• Work request:
Filter the records below, keeping only lines with the string "canvas".

========================

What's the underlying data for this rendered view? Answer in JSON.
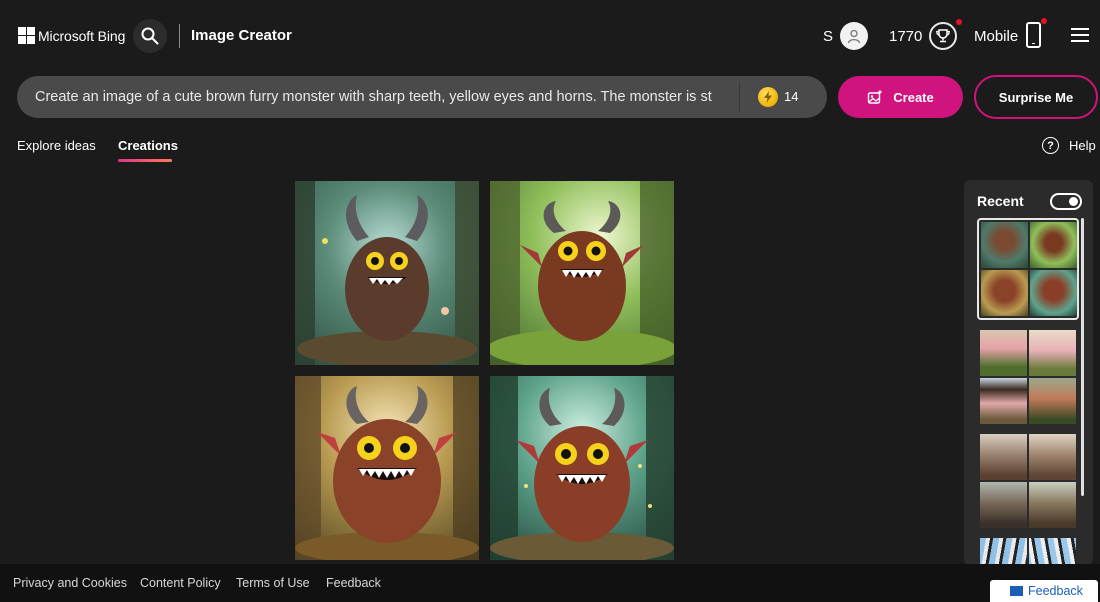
{
  "header": {
    "brand": "Microsoft Bing",
    "app_title": "Image Creator",
    "user_initial": "S",
    "points": "1770",
    "mobile_label": "Mobile"
  },
  "prompt": {
    "value": "Create an image of a cute brown furry monster with sharp teeth, yellow eyes and horns. The monster is st",
    "boosts": "14",
    "create_label": "Create",
    "surprise_label": "Surprise Me"
  },
  "tabs": {
    "explore": "Explore ideas",
    "creations": "Creations",
    "active": "Creations"
  },
  "help_label": "Help",
  "recent": {
    "title": "Recent",
    "toggle_on": true
  },
  "footer": {
    "privacy": "Privacy and Cookies",
    "content_policy": "Content Policy",
    "terms": "Terms of Use",
    "feedback": "Feedback"
  },
  "feedback_button": "Feedback",
  "colors": {
    "accent": "#d0137e",
    "background": "#1b1b1b",
    "prompt_bg": "#4a4a4a",
    "panel_bg": "#2b2b2b"
  }
}
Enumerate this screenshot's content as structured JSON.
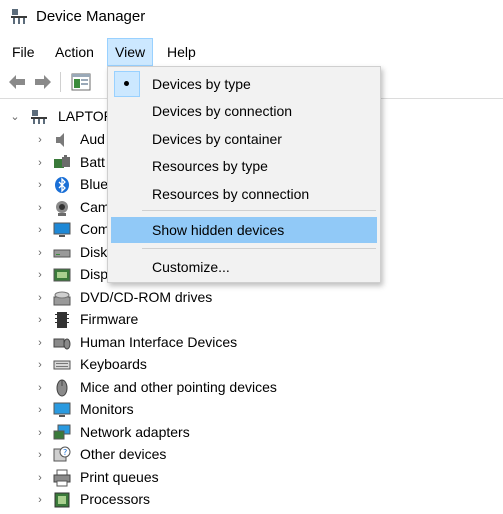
{
  "window": {
    "title": "Device Manager",
    "icon": "device-manager-icon"
  },
  "menubar": {
    "items": [
      {
        "label": "File"
      },
      {
        "label": "Action"
      },
      {
        "label": "View"
      },
      {
        "label": "Help"
      }
    ]
  },
  "toolbar": {
    "buttons": [
      "back-arrow-icon",
      "forward-arrow-icon",
      "properties-icon"
    ]
  },
  "tree": {
    "root_label": "LAPTOP-",
    "items": [
      {
        "label": "Aud",
        "icon": "audio-speaker-icon"
      },
      {
        "label": "Batt",
        "icon": "battery-icon"
      },
      {
        "label": "Blue",
        "icon": "bluetooth-icon"
      },
      {
        "label": "Cam",
        "icon": "camera-icon"
      },
      {
        "label": "Com",
        "icon": "computer-icon"
      },
      {
        "label": "Disk",
        "icon": "disk-drive-icon"
      },
      {
        "label": "Disp",
        "icon": "display-adapter-icon"
      },
      {
        "label": "DVD/CD-ROM drives",
        "icon": "dvd-drive-icon"
      },
      {
        "label": "Firmware",
        "icon": "firmware-icon"
      },
      {
        "label": "Human Interface Devices",
        "icon": "hid-icon"
      },
      {
        "label": "Keyboards",
        "icon": "keyboard-icon"
      },
      {
        "label": "Mice and other pointing devices",
        "icon": "mouse-icon"
      },
      {
        "label": "Monitors",
        "icon": "monitor-icon"
      },
      {
        "label": "Network adapters",
        "icon": "network-adapter-icon"
      },
      {
        "label": "Other devices",
        "icon": "unknown-device-icon"
      },
      {
        "label": "Print queues",
        "icon": "printer-icon"
      },
      {
        "label": "Processors",
        "icon": "processor-icon"
      }
    ]
  },
  "view_menu": {
    "items": [
      {
        "label": "Devices by type",
        "checked": true
      },
      {
        "label": "Devices by connection"
      },
      {
        "label": "Devices by container"
      },
      {
        "label": "Resources by type"
      },
      {
        "label": "Resources by connection"
      },
      {
        "label": "Show hidden devices",
        "highlighted": true
      },
      {
        "label": "Customize..."
      }
    ]
  },
  "colors": {
    "highlight": "#91c9f7",
    "menu_active": "#cce8ff",
    "menu_bg": "#f2f2f2"
  }
}
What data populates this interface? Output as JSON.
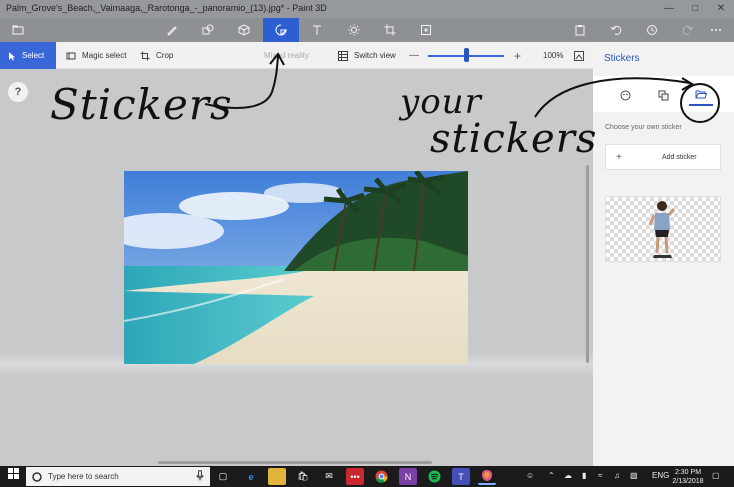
{
  "window": {
    "title": "Palm_Grove's_Beach,_Vaimaaga,_Rarotonga_-_panoramio_(13).jpg* - Paint 3D",
    "controls": [
      "—",
      "□",
      "✕"
    ]
  },
  "toptools": {
    "menu_icon": "folder-icon",
    "items": [
      {
        "name": "brushes",
        "icon": "brush-icon"
      },
      {
        "name": "2d-shapes",
        "icon": "2d-shapes-icon"
      },
      {
        "name": "3d-shapes",
        "icon": "3d-shapes-icon"
      },
      {
        "name": "stickers",
        "icon": "stickers-icon",
        "active": true
      },
      {
        "name": "text",
        "icon": "text-icon"
      },
      {
        "name": "effects",
        "icon": "effects-icon"
      },
      {
        "name": "canvas",
        "icon": "canvas-icon"
      },
      {
        "name": "remix3d",
        "icon": "remix3d-icon"
      }
    ],
    "right_icons": [
      "paste-icon",
      "undo-icon",
      "history-icon",
      "redo-icon",
      "more-icon"
    ]
  },
  "cmdbar": {
    "select_label": "Select",
    "magic_select_label": "Magic select",
    "crop_label": "Crop",
    "mixed_reality_label": "Mixed reality",
    "switch_view_label": "Switch view",
    "zoom_minus": "—",
    "zoom_plus": "+",
    "zoom_value": "100%",
    "zoom_fraction": 0.48
  },
  "canvas": {
    "help_label": "?"
  },
  "annotations": {
    "stickers_text": "Stickers",
    "your_text": "your",
    "your_stickers_text": "stickers"
  },
  "panel": {
    "title": "Stickers",
    "tabs": [
      {
        "icon": "sticker-icon"
      },
      {
        "icon": "shapes-icon"
      },
      {
        "icon": "folder-open-icon",
        "active": true
      }
    ],
    "choose_label": "Choose your own sticker",
    "add_label": "Add sticker",
    "add_plus": "+"
  },
  "taskbar": {
    "search_placeholder": "Type here to search",
    "language": "ENG",
    "time": "2:30 PM",
    "date": "2/13/2018",
    "apps": [
      "task-view-icon",
      "edge-icon",
      "file-explorer-icon",
      "store-icon",
      "mail-icon",
      "app-red-icon",
      "chrome-icon",
      "onenote-icon",
      "spotify-icon",
      "teams-icon",
      "paint3d-icon"
    ]
  }
}
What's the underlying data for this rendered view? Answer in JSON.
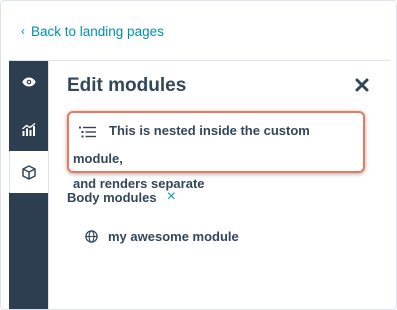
{
  "topbar": {
    "back_label": "Back to landing pages"
  },
  "rail": {
    "items": [
      "eye-icon",
      "chart-icon",
      "cube-icon"
    ],
    "active": "cube-icon"
  },
  "panel": {
    "title": "Edit modules",
    "nested_item": {
      "line1": "This is nested inside the custom module,",
      "line2": "and renders separate"
    },
    "section_label": "Body modules",
    "section_clear": "×",
    "module_label": "my awesome module"
  },
  "colors": {
    "rail": "#2d3e50",
    "link": "#0091ae",
    "highlight": "#e8785e",
    "text": "#33475b"
  }
}
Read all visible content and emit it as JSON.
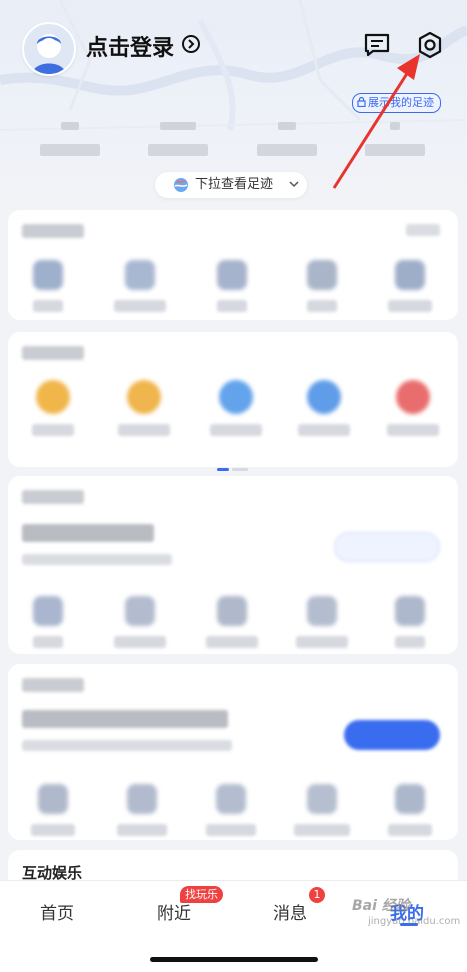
{
  "header": {
    "login_label": "点击登录",
    "footprint_badge": "展示我的足迹",
    "pull_label": "下拉查看足迹"
  },
  "icons": {
    "avatar": "avatar-icon",
    "login_chevron": "chevron-right-circle-icon",
    "messages": "message-icon",
    "settings": "gear-icon",
    "lock": "lock-icon",
    "globe": "globe-icon",
    "chevron_down": "chevron-down-icon"
  },
  "sections": {
    "entertainment_label": "互动娱乐"
  },
  "tabbar": {
    "tabs": [
      {
        "label": "首页",
        "active": false
      },
      {
        "label": "附近",
        "active": false
      },
      {
        "label": "消息",
        "active": false
      },
      {
        "label": "我的",
        "active": true
      }
    ],
    "nearby_badge": "找玩乐",
    "messages_count": "1"
  },
  "watermark": {
    "text": "Bai 经验",
    "sub": "jingyan.baidu.com"
  },
  "colors": {
    "accent": "#3a6cf0",
    "badge_red": "#f04141",
    "annotation_arrow": "#e8342c"
  }
}
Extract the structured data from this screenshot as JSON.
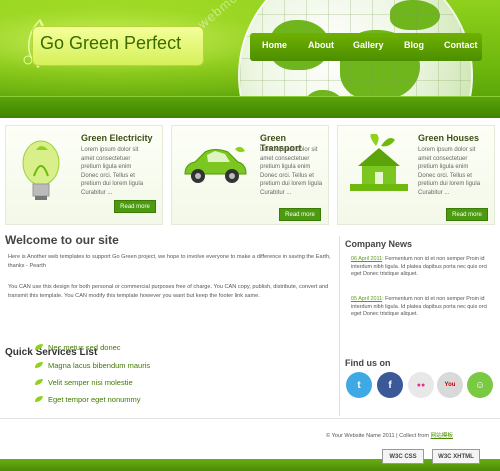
{
  "logo": {
    "text": "Go Green Perfect"
  },
  "nav": [
    "Home",
    "About",
    "Gallery",
    "Blog",
    "Contact"
  ],
  "watermark": "webmoban.net",
  "features": [
    {
      "title": "Green Electricity",
      "text": "Lorem ipsum dolor sit amet consectetuer pretium ligula enim Donec orci. Tellus et pretium dui lorem ligula Curabitur ...",
      "button": "Read more"
    },
    {
      "title": "Green Transport",
      "text": "Lorem ipsum dolor sit amet consectetuer pretium ligula enim Donec orci. Tellus et pretium dui lorem ligula Curabitur ...",
      "button": "Read more"
    },
    {
      "title": "Green Houses",
      "text": "Lorem ipsum dolor sit amet consectetuer pretium ligula enim Donec orci. Tellus et pretium dui lorem ligula Curabitur ...",
      "button": "Read more"
    }
  ],
  "welcome": {
    "title": "Welcome to our site",
    "para1": "Here is Another web templates to support Go Green project, we hope to involve everyone to make a difference in saving the Earth, thanks - Pearth",
    "para2": "You CAN use this design for both personal or commercial purposes free of charge. You CAN copy, publish, distribute, convert and transmit this template. You CAN modify this template however you want but keep the footer link same."
  },
  "quick_services": {
    "title": "Quick Services List",
    "items": [
      "Nec metus sed donec",
      "Magna lacus bibendum mauris",
      "Velit semper nisi molestie",
      "Eget tempor eget nonummy"
    ]
  },
  "news": {
    "title": "Company News",
    "items": [
      {
        "date": "06 April 2011",
        "text": ": Fermentum non id et non semper Proin id interdum nibh ligula. Id platea dapibus porta nec quis orci eget Donec tristique aliquet."
      },
      {
        "date": "05 April 2011",
        "text": ": Fermentum non id et non semper Proin id interdum nibh ligula. Id platea dapibus porta nec quis orci eget Donec tristique aliquet."
      }
    ]
  },
  "social": {
    "title": "Find us on",
    "icons": [
      {
        "name": "twitter",
        "color": "#3fa9e6",
        "glyph": "t"
      },
      {
        "name": "facebook",
        "color": "#3b5998",
        "glyph": "f"
      },
      {
        "name": "flickr",
        "color": "#e8e8e8",
        "glyph": "●●"
      },
      {
        "name": "youtube",
        "color": "#d9d9d9",
        "glyph": "You"
      },
      {
        "name": "chat",
        "color": "#7ac943",
        "glyph": "☺"
      }
    ]
  },
  "footer": {
    "copyright": "© Your Website Name 2011 | Collect from ",
    "link": "网站模板",
    "badge_css": "W3C CSS",
    "badge_xhtml": "W3C XHTML"
  },
  "colors": {
    "brand_green": "#6fb80d",
    "dark_green": "#4b9a10"
  }
}
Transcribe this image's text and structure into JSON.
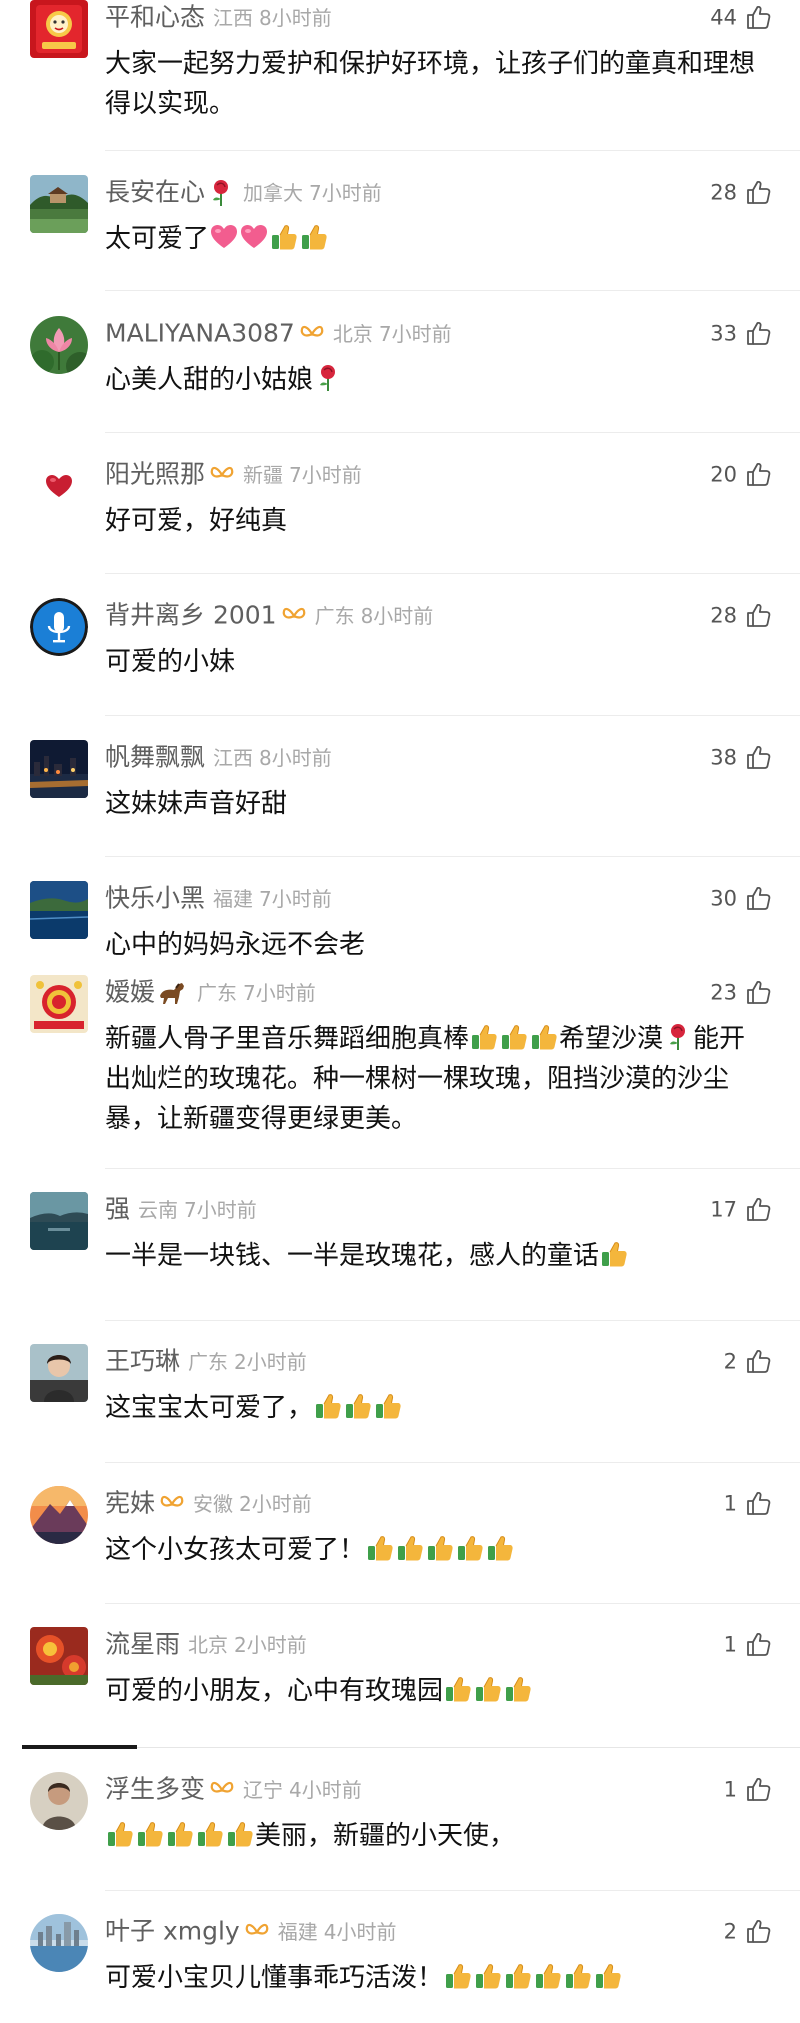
{
  "comments": [
    {
      "user": "平和心态",
      "location": "江西",
      "time": "8小时前",
      "likes": "44",
      "text": "大家一起努力爱护和保护好环境，让孩子们的童真和理想得以实现。",
      "avatar": "red-envelope",
      "shape": "sq"
    },
    {
      "user": "長安在心",
      "user_emoji": "rose",
      "location": "加拿大",
      "time": "7小时前",
      "likes": "28",
      "text": "太可爱了",
      "trail": [
        "heart",
        "heart",
        "thumb",
        "thumb"
      ],
      "avatar": "garden",
      "shape": "sq"
    },
    {
      "user": "MALIYANA3087",
      "badge": true,
      "location": "北京",
      "time": "7小时前",
      "likes": "33",
      "text": "心美人甜的小姑娘",
      "trail": [
        "rose"
      ],
      "avatar": "lotus",
      "shape": "rd"
    },
    {
      "user": "阳光照那",
      "badge": true,
      "location": "新疆",
      "time": "7小时前",
      "likes": "20",
      "text": "好可爱，好纯真",
      "avatar": "heart",
      "shape": "rd"
    },
    {
      "user": "背井离乡 2001",
      "badge": true,
      "location": "广东",
      "time": "8小时前",
      "likes": "28",
      "text": "可爱的小妹",
      "avatar": "mic",
      "shape": "rd"
    },
    {
      "user": "帆舞飘飘",
      "location": "江西",
      "time": "8小时前",
      "likes": "38",
      "text": "这妹妹声音好甜",
      "avatar": "night-city",
      "shape": "sq"
    },
    {
      "user": "快乐小黑",
      "location": "福建",
      "time": "7小时前",
      "likes": "30",
      "text": "心中的妈妈永远不会老",
      "avatar": "coast",
      "shape": "sq"
    },
    {
      "user": "嫒媛",
      "user_emoji": "horse",
      "location": "广东",
      "time": "7小时前",
      "likes": "23",
      "text": "新疆人骨子里音乐舞蹈细胞真棒👍👍👍希望沙漠🥀能开出灿烂的玫瑰花。种一棵树一棵玫瑰，阻挡沙漠的沙尘暴，让新疆变得更绿更美。",
      "avatar": "fortune",
      "shape": "sq"
    },
    {
      "user": "强",
      "location": "云南",
      "time": "7小时前",
      "likes": "17",
      "text": "一半是一块钱、一半是玫瑰花，感人的童话",
      "trail": [
        "thumb"
      ],
      "avatar": "lake",
      "shape": "sq"
    },
    {
      "user": "王巧琳",
      "location": "广东",
      "time": "2小时前",
      "likes": "2",
      "text": "这宝宝太可爱了，",
      "trail": [
        "thumb",
        "thumb",
        "thumb"
      ],
      "avatar": "portrait",
      "shape": "sq"
    },
    {
      "user": "宪妹",
      "badge": true,
      "location": "安徽",
      "time": "2小时前",
      "likes": "1",
      "text": "这个小女孩太可爱了！",
      "trail": [
        "thumb",
        "thumb",
        "thumb",
        "thumb",
        "thumb"
      ],
      "avatar": "mountain",
      "shape": "rd"
    },
    {
      "user": "流星雨",
      "location": "北京",
      "time": "2小时前",
      "likes": "1",
      "text": "可爱的小朋友，心中有玫瑰园",
      "trail": [
        "thumb",
        "thumb",
        "thumb"
      ],
      "avatar": "flower",
      "shape": "sq"
    },
    {
      "user": "浮生多变",
      "badge": true,
      "location": "辽宁",
      "time": "4小时前",
      "likes": "1",
      "text": "美丽，新疆的小天使，",
      "lead": [
        "thumb",
        "thumb",
        "thumb",
        "thumb",
        "thumb"
      ],
      "avatar": "person",
      "shape": "rd"
    },
    {
      "user": "叶子 xmgly",
      "badge": true,
      "location": "福建",
      "time": "4小时前",
      "likes": "2",
      "text": "可爱小宝贝儿懂事乖巧活泼！",
      "trail": [
        "thumb",
        "thumb",
        "thumb",
        "thumb",
        "thumb",
        "thumb"
      ],
      "avatar": "harbor",
      "shape": "rd"
    }
  ]
}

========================

• Answer to the exercise:
        "name": "canvas",
        "icon": "canvas-icon"
  "canvas": {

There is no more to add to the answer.